Bake an apple pie. Admire colorful leaves. Sip a pumpkin spice latte.
And roll up your sleeve for a flu vaccine.
If you include that quick shot in the arm in your autumn traditions, you boost your odds of avoiding influenza in the chilly months to come, says Rosemary Olivero, MD, a pediatric infectious disease specialist with Spectrum Health Helen DeVos Children’s Hospital.
“Even normally healthy people can get severe influenza,” she said. “You can still get hospitalized. You can still get secondary bacterial pneumonia.”
And vaccinations communitywide can protect those at greatest risk from influenza, particularly babies who are too young for the vaccine.
“Our very young and our very old are always going to be at the highest risk for severe influenza,” she said.

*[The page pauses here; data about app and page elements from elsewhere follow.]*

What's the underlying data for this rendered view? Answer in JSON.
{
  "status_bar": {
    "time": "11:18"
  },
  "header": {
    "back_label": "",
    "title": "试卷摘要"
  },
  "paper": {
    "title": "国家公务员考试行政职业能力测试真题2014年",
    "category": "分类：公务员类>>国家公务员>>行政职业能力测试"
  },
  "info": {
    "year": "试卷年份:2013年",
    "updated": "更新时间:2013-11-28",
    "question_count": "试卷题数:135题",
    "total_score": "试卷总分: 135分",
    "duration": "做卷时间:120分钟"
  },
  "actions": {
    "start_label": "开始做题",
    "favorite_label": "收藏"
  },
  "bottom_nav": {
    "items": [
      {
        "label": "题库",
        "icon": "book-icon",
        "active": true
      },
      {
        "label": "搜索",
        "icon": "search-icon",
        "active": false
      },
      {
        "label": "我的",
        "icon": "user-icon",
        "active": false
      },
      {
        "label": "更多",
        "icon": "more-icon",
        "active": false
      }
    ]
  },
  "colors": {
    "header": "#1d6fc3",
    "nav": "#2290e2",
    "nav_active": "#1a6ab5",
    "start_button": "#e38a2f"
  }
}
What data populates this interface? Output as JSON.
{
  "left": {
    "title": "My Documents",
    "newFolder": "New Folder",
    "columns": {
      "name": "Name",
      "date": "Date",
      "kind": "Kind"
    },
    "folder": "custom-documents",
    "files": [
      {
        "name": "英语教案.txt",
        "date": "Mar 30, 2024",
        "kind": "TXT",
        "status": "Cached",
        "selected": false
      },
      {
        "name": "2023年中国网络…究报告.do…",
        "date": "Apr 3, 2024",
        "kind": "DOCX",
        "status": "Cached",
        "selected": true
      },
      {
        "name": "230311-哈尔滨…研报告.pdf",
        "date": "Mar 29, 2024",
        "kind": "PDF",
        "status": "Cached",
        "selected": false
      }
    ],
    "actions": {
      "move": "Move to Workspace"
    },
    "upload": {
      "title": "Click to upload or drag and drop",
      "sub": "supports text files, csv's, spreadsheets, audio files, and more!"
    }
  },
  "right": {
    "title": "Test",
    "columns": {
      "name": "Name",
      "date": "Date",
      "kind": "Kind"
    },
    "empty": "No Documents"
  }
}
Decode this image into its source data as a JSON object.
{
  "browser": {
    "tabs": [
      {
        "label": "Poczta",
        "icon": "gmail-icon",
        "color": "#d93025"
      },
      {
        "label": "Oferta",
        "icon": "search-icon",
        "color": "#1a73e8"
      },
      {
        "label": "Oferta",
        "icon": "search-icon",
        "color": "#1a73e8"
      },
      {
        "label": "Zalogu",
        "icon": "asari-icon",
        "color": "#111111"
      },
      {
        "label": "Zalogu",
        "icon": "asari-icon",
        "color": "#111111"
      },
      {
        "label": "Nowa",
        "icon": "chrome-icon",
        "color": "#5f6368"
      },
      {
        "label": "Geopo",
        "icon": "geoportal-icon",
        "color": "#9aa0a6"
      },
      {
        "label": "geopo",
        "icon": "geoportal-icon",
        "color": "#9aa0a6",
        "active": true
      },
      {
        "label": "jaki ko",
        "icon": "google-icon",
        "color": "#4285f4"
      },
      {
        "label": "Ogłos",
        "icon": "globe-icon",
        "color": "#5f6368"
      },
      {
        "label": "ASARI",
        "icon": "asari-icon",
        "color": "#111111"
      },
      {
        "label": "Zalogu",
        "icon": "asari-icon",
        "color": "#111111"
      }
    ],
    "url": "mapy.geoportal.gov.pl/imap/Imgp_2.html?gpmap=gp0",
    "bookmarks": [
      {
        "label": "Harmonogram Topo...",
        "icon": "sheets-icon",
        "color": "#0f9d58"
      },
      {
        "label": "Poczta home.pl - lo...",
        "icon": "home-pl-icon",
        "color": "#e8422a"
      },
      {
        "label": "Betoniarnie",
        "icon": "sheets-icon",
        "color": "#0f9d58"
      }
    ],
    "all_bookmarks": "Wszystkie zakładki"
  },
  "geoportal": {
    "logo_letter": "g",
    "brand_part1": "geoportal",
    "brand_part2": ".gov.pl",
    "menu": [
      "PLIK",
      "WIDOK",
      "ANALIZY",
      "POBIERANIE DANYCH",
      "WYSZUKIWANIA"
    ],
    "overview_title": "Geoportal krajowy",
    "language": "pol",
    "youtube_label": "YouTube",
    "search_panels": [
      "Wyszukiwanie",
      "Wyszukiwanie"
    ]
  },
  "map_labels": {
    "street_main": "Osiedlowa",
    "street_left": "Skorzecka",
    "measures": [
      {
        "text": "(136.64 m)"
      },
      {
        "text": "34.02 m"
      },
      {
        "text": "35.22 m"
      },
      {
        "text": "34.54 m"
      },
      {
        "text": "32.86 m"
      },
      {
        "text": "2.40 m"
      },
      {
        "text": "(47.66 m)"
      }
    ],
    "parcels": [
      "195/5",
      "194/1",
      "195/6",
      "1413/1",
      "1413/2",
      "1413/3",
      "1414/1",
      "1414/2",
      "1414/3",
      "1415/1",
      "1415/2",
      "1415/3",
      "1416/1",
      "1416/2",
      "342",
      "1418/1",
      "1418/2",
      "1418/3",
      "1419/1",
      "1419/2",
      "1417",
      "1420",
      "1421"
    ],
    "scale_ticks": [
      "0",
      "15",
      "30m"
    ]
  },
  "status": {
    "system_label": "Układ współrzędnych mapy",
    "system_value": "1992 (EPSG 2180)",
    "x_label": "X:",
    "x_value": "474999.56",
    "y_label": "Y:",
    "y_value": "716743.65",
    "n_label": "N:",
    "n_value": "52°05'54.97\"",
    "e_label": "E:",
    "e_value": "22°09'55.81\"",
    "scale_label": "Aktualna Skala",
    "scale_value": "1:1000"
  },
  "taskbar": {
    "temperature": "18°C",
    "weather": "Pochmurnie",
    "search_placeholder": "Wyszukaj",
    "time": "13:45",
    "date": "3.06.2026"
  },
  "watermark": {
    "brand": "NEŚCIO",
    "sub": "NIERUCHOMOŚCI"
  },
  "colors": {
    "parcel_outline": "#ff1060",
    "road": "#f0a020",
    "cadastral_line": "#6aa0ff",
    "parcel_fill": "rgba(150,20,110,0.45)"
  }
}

Also at high risk: pregnant women, people with suppressed immune systems or chronic conditions such as asthma and heart disease.
How bad will the flu season be?
“It’s really difficult to know,” Dr. Olivero said. “It has a lot to do with climate and how waves of viruses move throughout the country.”
Michigan’s flu season typically peaks after the winter holidays and sputters out by April.
Now is the time to get the vaccine. The Centers for Disease Control and Prevention, along with four other global agencies, adjusted this year’s flu vaccine to better match the influenza strains expected to circulate in the U.S.
“But even if the flu vaccine is not perfect and doesn’t prevent 100% of influenza cases, it can still prevent thousands of hospitalizations,” Dr. Olivero said. “That’s a big win, too.”
If you get the vaccine—and end up getting the flu—the illness likely will be less severe and of shorter duration.
In the 2018-19 influenza season, for instance, the overall vaccine effectiveness was 38% and yet it still paid big benefits, according to a study published in Clinical Infectious Diseases. It prevented:
- 7.1 million illnesses
- 109,000 hospitalizations
- 8,000 deaths
Studies by CDC researchers, published in Healio, found in recent years that flu vaccines:
- In children, reduced the risk of influenza-related hospitalization by 50%.
- In adults, reduced the odds of severe outcomes, including death, by 36%.
Some people mistakenly think the vaccine can make them sick, Dr. Olivero added.
“Getting the flu vaccine does not give you the flu,” she said.
You might experience a short-lived fever, feel run down or have a sore arm at the site of the injection. But that’s not because you have influenza. Those effects are signs of your immune system revving up.
“It’s normal and expected—and it’s way better than getting the flu,” she said.
If the flu strikes
The flu often comes on suddenly, causing a cough, sore throat, runny nose, headache and body aches. It can also cause a fever, but that is not always the case, the CDC says.
Most people recover in a few days to up to two weeks. But some develop complications such as pneumonia, which can be life-threatening.
For those who do get influenza, Dr. Olivero advised taking the antiviral drug Tamiflu, also known by its generic name, oseltamivir.
“Folks have been timid about the use of the antiviral drug,” she said.
A study shows the medication, if taken within 48 hours of first symptoms, can shorten a bout of influenza by a day. That may not sound impressive to some.
But she and other infectious disease doctors believe many benefit from it.
“If your husband is diagnosed with influenza and you get ill two days later, which is very typical, you could take (Tamiflu) the same day,” she said. “Most of us would say it turns the illness around extremely quickly, but that’s not captured in medical studies.”
Early treatment is especially important for those with chronic medical conditions.
Preventing the flu
In addition to getting a flu vaccine, the CDC recommends everyday steps to help stop the spread of influenza:
- Stay away from sick people.
- Wash your hands regularly to prevent the spread of germs.
- If you get the flu, stay home from work or school.